  27. Multivariate signatures Problem: solve complex systems of equations 0 =X

    1 X 2 X 3 + X 1 X 3 + X 2 X 4 1 = X 1 X 3 X 4 + X 2 X 3 X 4 0 = X 1 X 3 + X 2 X 3 Many schemes have been broken :-/ Post-quantum crypto
  28. QC vs signatures and encryption Minor impact on signatures Just

    issue new post-quantum signatures Encryption compromised anyway Old ciphertexts could be decrypted Post-quantum crypto
  29. Code-based crypto Problem: decoding error-correcting codes Schemes: McEliece (1979), Niederreiter

    (1986) Limitations: Large keys (a few KB+) Fewer optimized implementations Post-quantum crypto
  30. Lattice-based crypto Encryption and signature schemes Learning-with-errors: learn a simple

    function given results with random noise Post-quantum crypto
  31. 5. Quantum key distribution

  32. Quantum key distribution (QKD) Establish a shared key between 2

    parties “Quantum Diffie-Hellman” Not quantum computing, strictly speaking “Security based on the laws of physics” Eavesdropping will cause errors Keys are truly random Quantum key distribution
  33. BB84 First QKD protocol, not really quantum Quantum key distribution

  34. Caveats Like any security system, it’s complicated Quantum key distribution

  35. Security Eventually relies on classical crypto Typically with frequent key

    changes QKD implementations have been attacked "Quantum hacking" Quantum key distribution
  36. Deployment Dedicated optical fiber links Point-to-point, limited distance (< 100

    km) Quantum key distribution
  37. 6. Quantum copy protection

  38. Quantum copy protection Idea: leverage the no-cloning principle ‘cos you

    can’t know everything about a qubit Quantum copy protection
  39. Quantum cash Impossible to counterfeit, cos' physics (1969) Qubits with

    some secret encoding Only the bank can authenticate bills Decentralized using (classical) pubkey crypto ⬆ ⬈ ⬇ ⬅⬉⬇⬈ ⬈ Quantum copy protection
  40. Quantum software protection Using quantum techniques "Obfuscate" the functionality Make

    copies impossible verify(pwd) { return pwd == "p4s5w0rD" } # we want to hide the password (or anything related: hash...) 1. Turn verify() into a list of qubits 2. Verification: apply a transform that depends on pwd, then measure the qubits Quantum copy protection
  41. 7. Quantum machine learning

  42. Machine learning “Science of getting computers to act without being

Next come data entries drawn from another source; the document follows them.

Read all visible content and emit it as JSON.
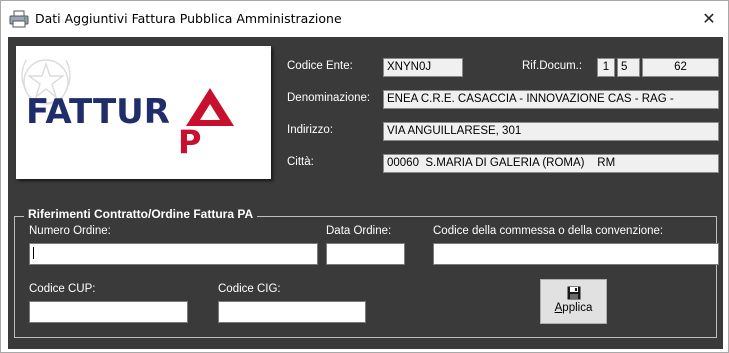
{
  "window": {
    "title": "Dati Aggiuntivi Fattura Pubblica Amministrazione",
    "close_glyph": "✕",
    "app_icon": "printer-icon"
  },
  "logo": {
    "text_main": "FATTUR",
    "text_a": "A",
    "text_p": "P",
    "colors": {
      "navy": "#1f2d6b",
      "red": "#c8102e"
    },
    "emblem": "italian-republic-emblem"
  },
  "ente": {
    "codice_ente_label": "Codice Ente:",
    "codice_ente_value": "XNYN0J",
    "rif_docum_label": "Rif.Docum.:",
    "rif_docum_1": "1",
    "rif_docum_2": "5",
    "rif_docum_3": "62",
    "denominazione_label": "Denominazione:",
    "denominazione_value": "ENEA C.R.E. CASACCIA - INNOVAZIONE CAS - RAG -",
    "indirizzo_label": "Indirizzo:",
    "indirizzo_value": "VIA ANGUILLARESE, 301",
    "citta_label": "Città:",
    "citta_value": "00060  S.MARIA DI GALERIA (ROMA)    RM"
  },
  "riferimenti": {
    "group_title": "Riferimenti Contratto/Ordine Fattura PA",
    "numero_ordine_label": "Numero Ordine:",
    "numero_ordine_value": "",
    "data_ordine_label": "Data Ordine:",
    "data_ordine_value": "",
    "codice_commessa_label": "Codice della commessa o della convenzione:",
    "codice_commessa_value": "",
    "codice_cup_label": "Codice CUP:",
    "codice_cup_value": "",
    "codice_cig_label": "Codice CIG:",
    "codice_cig_value": "",
    "applica_first": "A",
    "applica_rest": "pplica",
    "applica_icon": "floppy-disk-icon"
  },
  "colors": {
    "panel_bg": "#3a3a3a",
    "label_text": "#ffffff"
  }
}
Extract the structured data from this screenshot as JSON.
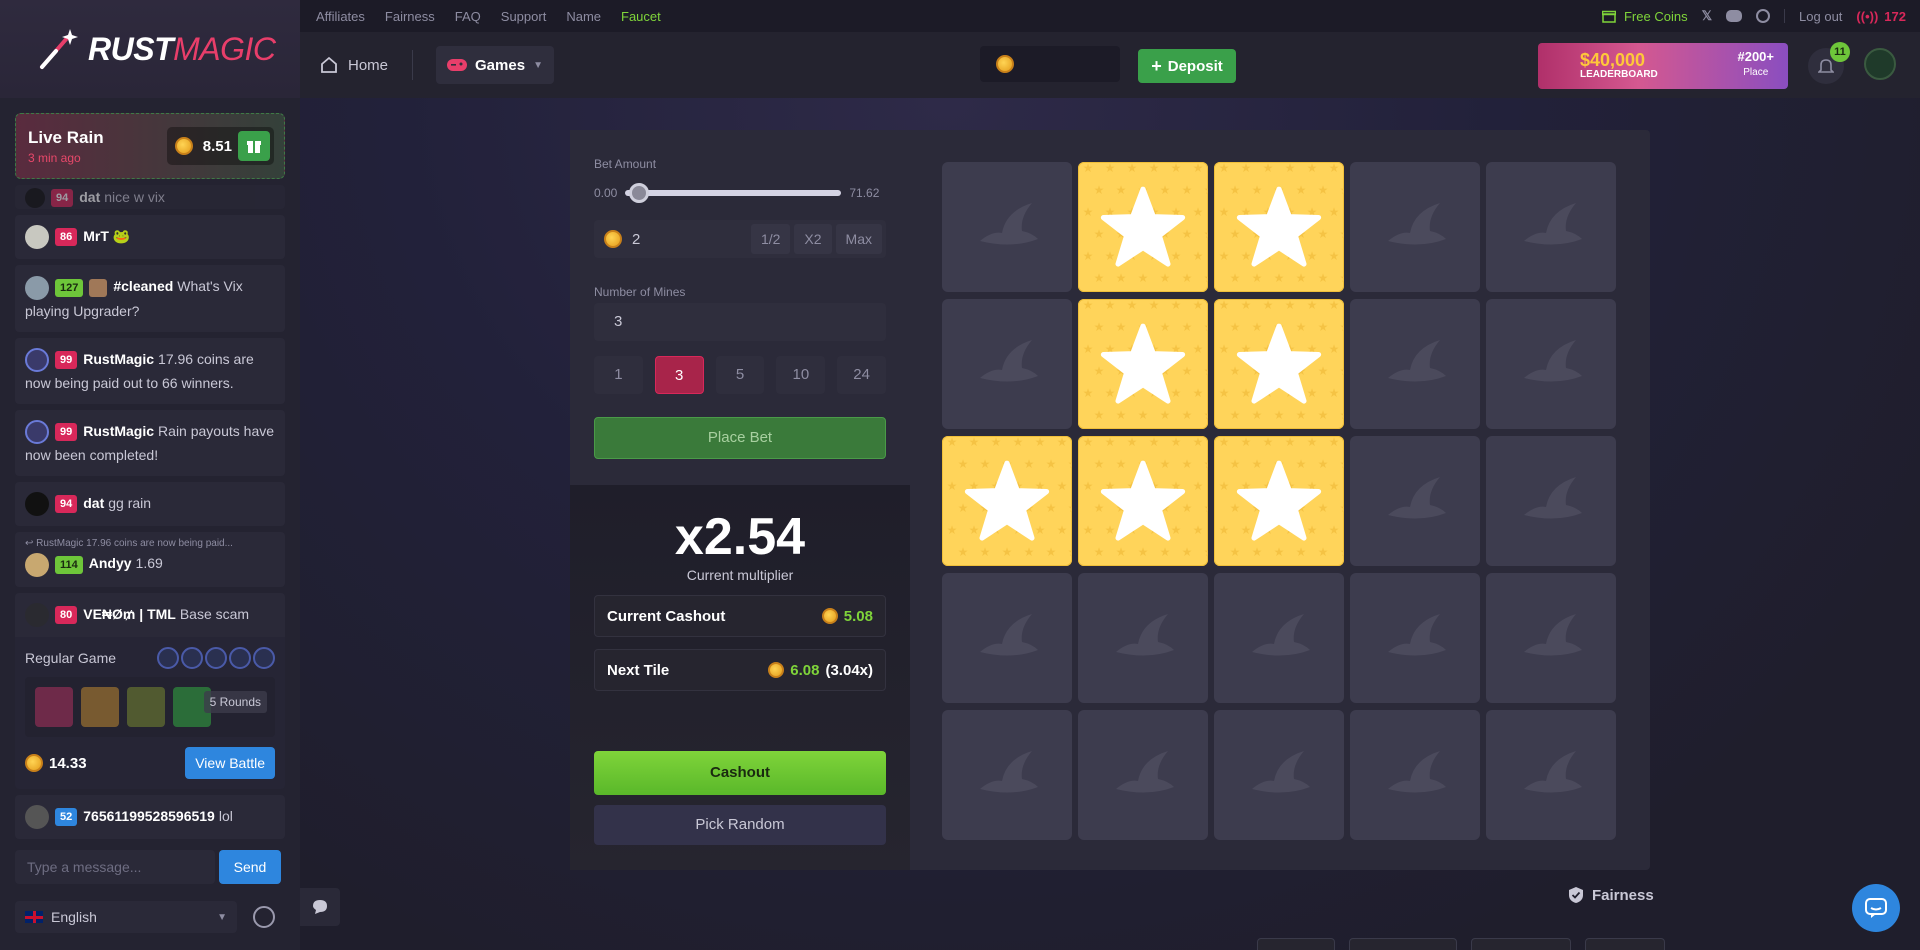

    explicitly programmed” —Andrew Ng Supervised Unsupervised Successful for spam filtering, fraud detection, OCR, recommendation systems Quantum machine learning
  43. Intrusion detection (network, endpoint) Problem of false positives’ cost Many

    abnormal patterns that aren’t attacks Vendors give neither Details on the techniques used, nor Effectiveness figures or measurements ML and security: no silver bullet Quantum machine learning
  44. Quantum machine learning “Port” of basic ML techniques to QC,

    like k-means clustering Neural networks Many use Grover for a square-root speedup Potential exponential speedup, but... Quantum machine learning
  45. Quantum RAM (QRAM) Awesome concept Addresses given in superposition Read

    values retrieved in superposition Many QML algorithms need QRAM But it'd be extremely complicated to build Quantum machine learning
  46. 8. Conclusions

  47. Quantum computers su** ARE NOT superfaster computers WOULD NOT solve

    NP-hard problems MAY NEVER BE BUILT anyway
  48. Quantum computers are awesome Would BREAK ALL CRYPTO deployed (pubkey)

    Give new meaning and power to COMPUTING May teach us a lot about NATURE
  49. Thank you!